Friday, January 11, 2008

7.6 T. rex vision

Have you ever wondered how the dinosaurs saw when you look at their immense fossil heads with huge empty eye sockets?

Of course, all the soft ocular tissues are long gone, so it is impossible to know the gross anatomy of the eye, let alone how many kinds or the density of photoreceptors in the retina. Without the information, all studies are essentially best guesses.

T. rex and its relatives, the theropod dinosaurs, all have a huge head, small fore-limbs with sharp claws, and walked or trotted on powerful hind legs. Based on the position of the orbits, it is possible to estimate the overlapping visual fields of the two eyes. It turns out that two possibilities exist, one with a 20° overlap (similar to that of the crocodiles) and the other 45–60° (similar to that of the birds). T. rex belongs in the latter group with a 55° overlap (see image at top).
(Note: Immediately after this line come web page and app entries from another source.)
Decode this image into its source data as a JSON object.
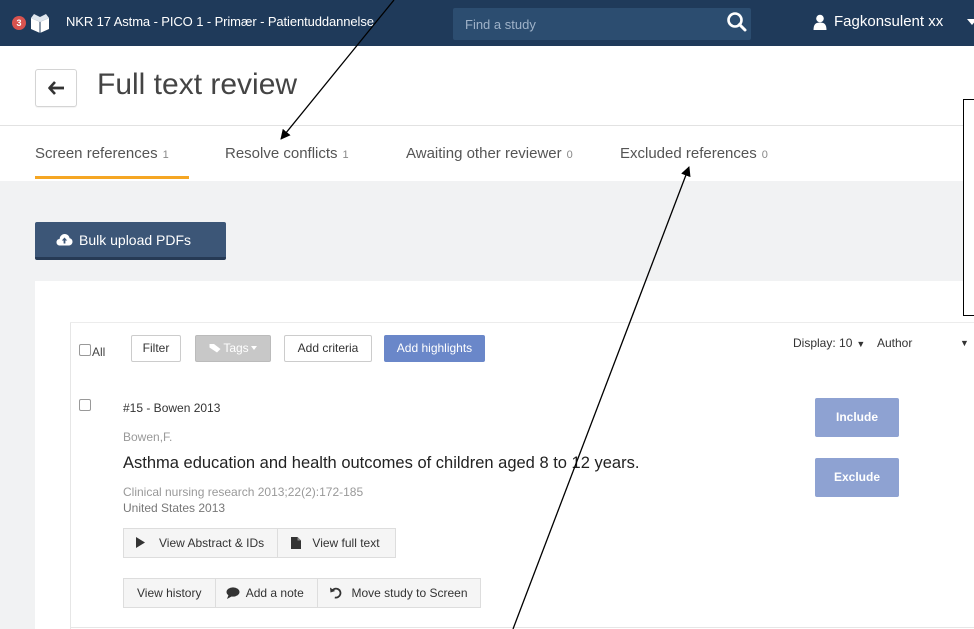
{
  "navbar": {
    "badge_count": "3",
    "logo_icon": "box-logo-icon",
    "project_title": "NKR 17 Astma - PICO 1 - Primær - Patientuddannelse",
    "search_placeholder": "Find a study",
    "search_icon": "search-icon",
    "user_icon": "user-icon",
    "user_name": "Fagkonsulent xx"
  },
  "header": {
    "back_icon": "arrow-left-icon",
    "title": "Full text review"
  },
  "tabs": [
    {
      "label": "Screen references",
      "count": "1",
      "active": true
    },
    {
      "label": "Resolve conflicts",
      "count": "1",
      "active": false
    },
    {
      "label": "Awaiting other reviewer",
      "count": "0",
      "active": false
    },
    {
      "label": "Excluded references",
      "count": "0",
      "active": false
    }
  ],
  "actions": {
    "bulk_upload_label": "Bulk upload PDFs",
    "bulk_upload_icon": "cloud-upload-icon"
  },
  "toolbar": {
    "all_label": "All",
    "filter_label": "Filter",
    "tags_label": "Tags",
    "add_criteria_label": "Add criteria",
    "add_highlights_label": "Add highlights",
    "display_label": "Display: 10",
    "sort_label": "Author"
  },
  "reference": {
    "id": "#15 - Bowen 2013",
    "author": "Bowen,F.",
    "title": "Asthma education and health outcomes of children aged 8 to 12 years.",
    "journal": "Clinical nursing research 2013;22(2):172-185",
    "country_year": "United States 2013",
    "view_abstract_label": "View Abstract & IDs",
    "view_full_text_label": "View full text",
    "view_history_label": "View history",
    "add_note_label": "Add a note",
    "move_study_label": "Move study to Screen",
    "include_label": "Include",
    "exclude_label": "Exclude"
  },
  "colors": {
    "navbar": "#1f3a5a",
    "active_tab": "#f5a623",
    "primary_button": "#3c5677",
    "decision_button": "#8ea2d2",
    "highlight_button": "#6a87c9"
  }
}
So what does this overlap mean? Most likely for stereopsis at close range. According to some paleontologists: if you are a predator as the T. rex, it is a good idea to see what you are biting at. T. rex is known to leave its well-placed tooth marks on its victims. On the other hand, a scavenger needs only to know where the meal lies; and a wider peripheral visual field is advantageous for scanning the horizon, in case some big dangerous looking T. rex is lurking nearby.

The above seem reasonable. The next assumption is big eyes must have excellent vision. In fact, there has been some exercise fitting an enlarged version of reptile or bird eye into the eye socket of a T. rex and project what its vision could be. Some claimed T. rex had 13 times better acuity than humans. From the retinal point of view, this appears unlikely. The eyes of a T. rex maybe several times larger than that of the humans, it is not the number but the density of the of photoreceptors that determines visual acuity. That is, if T. rex did have a fovea as in the humans. Perhaps it had multiple foveas each for a different visual function for all we know (the eagles have two, for example). Without an actual sample of the retina, it is simply not possible to draw any definitive conclusions.

So how did a T. rex see? Very well, thank you very much.